▸ **TASK TO CARRY OUT**:
Your answer should hold every line of the records below that contains the string "title".

□ □ □ □ □

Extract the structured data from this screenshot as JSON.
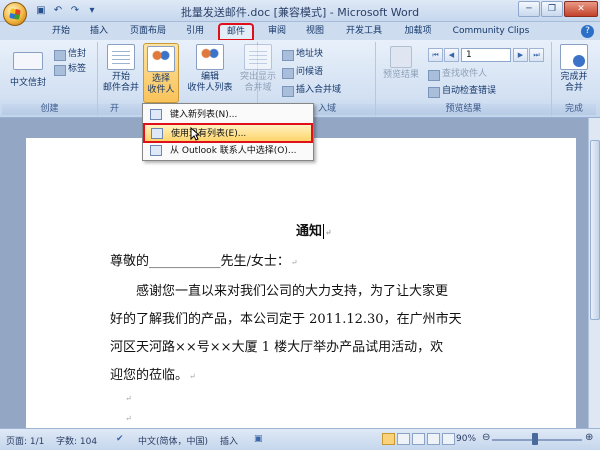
{
  "window": {
    "title": "批量发送邮件.doc [兼容模式] - Microsoft Word",
    "minimize_glyph": "─",
    "maximize_glyph": "❐",
    "close_glyph": "✕"
  },
  "quick_access": [
    "save-icon",
    "undo-icon",
    "redo-icon",
    "customize-icon"
  ],
  "tabs": [
    "开始",
    "插入",
    "页面布局",
    "引用",
    "邮件",
    "审阅",
    "视图",
    "开发工具",
    "加载项",
    "Community Clips"
  ],
  "active_tab": "邮件",
  "ribbon": {
    "create": {
      "label": "创建",
      "chinese_envelope": "中文信封",
      "envelope": "信封",
      "labels": "标签"
    },
    "start_merge": {
      "label": "开",
      "start_line1": "开始",
      "start_line2": "邮件合并",
      "select_line1": "选择",
      "select_line2": "收件人",
      "edit_line1": "编辑",
      "edit_line2": "收件人列表"
    },
    "fields": {
      "label": "入域",
      "highlight_line1": "突出显示",
      "highlight_line2": "合并域",
      "address_block": "地址块",
      "greeting_line": "问候语",
      "insert_merge_field": "插入合并域"
    },
    "preview": {
      "label": "预览结果",
      "preview_results": "预览结果",
      "record_value": "1",
      "find_recipient": "查找收件人",
      "auto_check": "自动检查错误"
    },
    "finish": {
      "label": "完成",
      "finish_line1": "完成并",
      "finish_line2": "合并"
    }
  },
  "dropdown": {
    "items": [
      {
        "label": "键入新列表(N)...",
        "icon": "new-list-icon"
      },
      {
        "label": "使用现有列表(E)...",
        "icon": "existing-list-icon"
      },
      {
        "label": "从 Outlook 联系人中选择(O)...",
        "icon": "outlook-contacts-icon"
      }
    ]
  },
  "document": {
    "heading": "通知",
    "salutation": "尊敬的___________先生/女士：",
    "body_lines": [
      "感谢您一直以来对我们公司的大力支持，为了让大家更",
      "好的了解我们的产品，本公司定于  2011.12.30，在广州市天",
      "河区天河路××号××大厦 1 楼大厅举办产品试用活动，欢",
      "迎您的莅临。"
    ],
    "paragraph_mark": "↵"
  },
  "status": {
    "page": "页面: 1/1",
    "words": "字数: 104",
    "language": "中文(简体，中国)",
    "mode": "插入",
    "zoom": "90%"
  }
}
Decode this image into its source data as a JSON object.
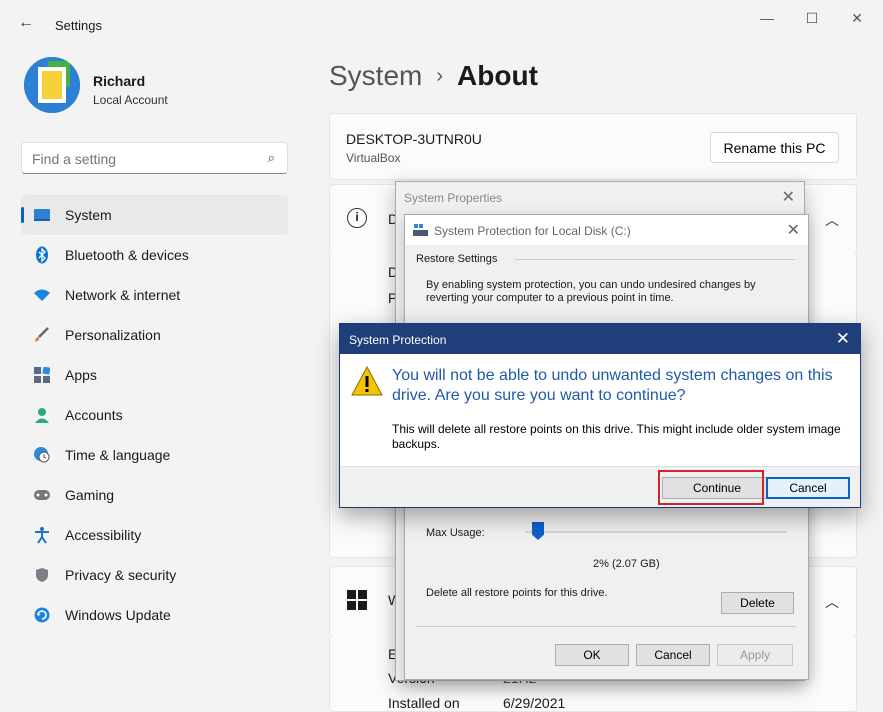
{
  "window": {
    "title": "Settings",
    "back": "←",
    "minimize": "—",
    "maximize": "☐",
    "close": "✕"
  },
  "user": {
    "name": "Richard",
    "account": "Local Account"
  },
  "search": {
    "placeholder": "Find a setting"
  },
  "sidebar": {
    "items": [
      {
        "label": "System",
        "icon": "system-icon",
        "active": true
      },
      {
        "label": "Bluetooth & devices",
        "icon": "bluetooth-icon"
      },
      {
        "label": "Network & internet",
        "icon": "wifi-icon"
      },
      {
        "label": "Personalization",
        "icon": "brush-icon"
      },
      {
        "label": "Apps",
        "icon": "apps-icon"
      },
      {
        "label": "Accounts",
        "icon": "person-icon"
      },
      {
        "label": "Time & language",
        "icon": "globe-clock-icon"
      },
      {
        "label": "Gaming",
        "icon": "gamepad-icon"
      },
      {
        "label": "Accessibility",
        "icon": "accessibility-icon"
      },
      {
        "label": "Privacy & security",
        "icon": "shield-icon"
      },
      {
        "label": "Windows Update",
        "icon": "update-icon"
      }
    ]
  },
  "breadcrumb": {
    "parent": "System",
    "separator": "›",
    "current": "About"
  },
  "device": {
    "name": "DESKTOP-3UTNR0U",
    "model": "VirtualBox",
    "rename_label": "Rename this PC"
  },
  "background_fragments": {
    "d1": "D",
    "d2": "D",
    "p1": "P",
    "w1": "W",
    "ed": "Ed",
    "version_label": "Version",
    "version_value": "21H2",
    "installed_label": "Installed on",
    "installed_value": "6/29/2021"
  },
  "system_properties": {
    "title": "System Properties",
    "close": "✕"
  },
  "protection_dialog": {
    "title": "System Protection for Local Disk (C:)",
    "close": "✕",
    "restore_heading": "Restore Settings",
    "restore_desc": "By enabling system protection, you can undo undesired changes by reverting your computer to a previous point in time.",
    "max_usage_label": "Max Usage:",
    "max_usage_fraction": 0.02,
    "usage_value": "2% (2.07 GB)",
    "delete_desc": "Delete all restore points for this drive.",
    "delete_label": "Delete",
    "ok_label": "OK",
    "cancel_label": "Cancel",
    "apply_label": "Apply"
  },
  "confirm_dialog": {
    "title": "System Protection",
    "close": "✕",
    "main_text": "You will not be able to undo unwanted system changes on this drive. Are you sure you want to continue?",
    "sub_text": "This will delete all restore points on this drive. This might include older system image backups.",
    "continue_label": "Continue",
    "cancel_label": "Cancel"
  },
  "colors": {
    "accent": "#0067c0",
    "dialog_bar": "#1f3e7a",
    "highlight": "#d4242b",
    "warning": "#f5c400"
  }
}
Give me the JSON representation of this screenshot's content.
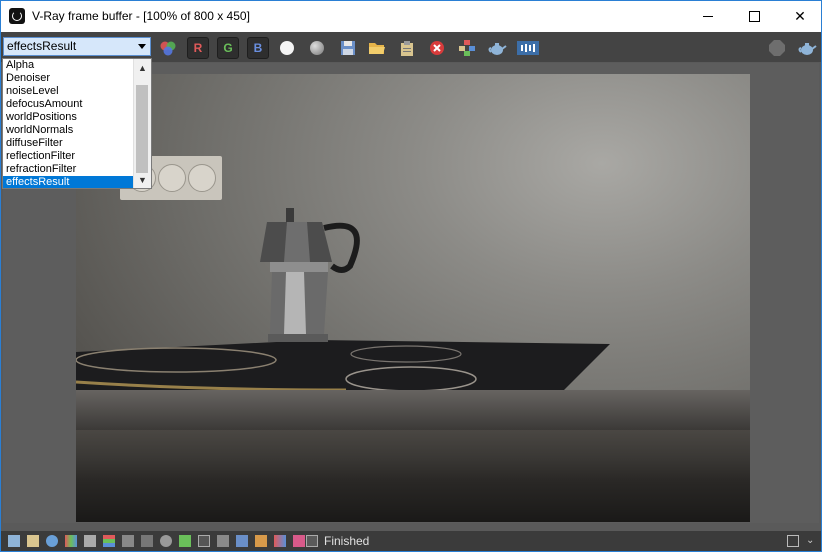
{
  "window": {
    "title": "V-Ray frame buffer - [100% of 800 x 450]"
  },
  "toolbar": {
    "channel_select_value": "effectsResult",
    "channel_buttons": [
      "R",
      "G",
      "B"
    ]
  },
  "channel_list": {
    "options": [
      "Alpha",
      "Denoiser",
      "noiseLevel",
      "defocusAmount",
      "worldPositions",
      "worldNormals",
      "diffuseFilter",
      "reflectionFilter",
      "refractionFilter",
      "effectsResult"
    ],
    "selected": "effectsResult"
  },
  "statusbar": {
    "text": "Finished"
  },
  "icons": [
    "vray-logo-icon",
    "minimize-icon",
    "maximize-icon",
    "close-icon",
    "color-channels-icon",
    "white-dot-icon",
    "gray-dot-icon",
    "save-icon",
    "open-folder-icon",
    "clipboard-icon",
    "clear-icon",
    "region-render-icon",
    "teapot-render-icon",
    "history-icon",
    "stop-icon",
    "teapot-icon"
  ],
  "colors": {
    "accent": "#0078d7",
    "background": "#444444"
  }
}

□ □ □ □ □

▸ **SOLUTION TO THIS EXERCISE**:
    "title": "批量发送邮件.doc [兼容模式] - Microsoft Word",
    "title": "Settings",
    "title": "System Properties",
    "title": "System Protection for Local Disk (C:)",
    "title": "System Protection",
    "title": "V-Ray frame buffer - [100% of 800 x 450]"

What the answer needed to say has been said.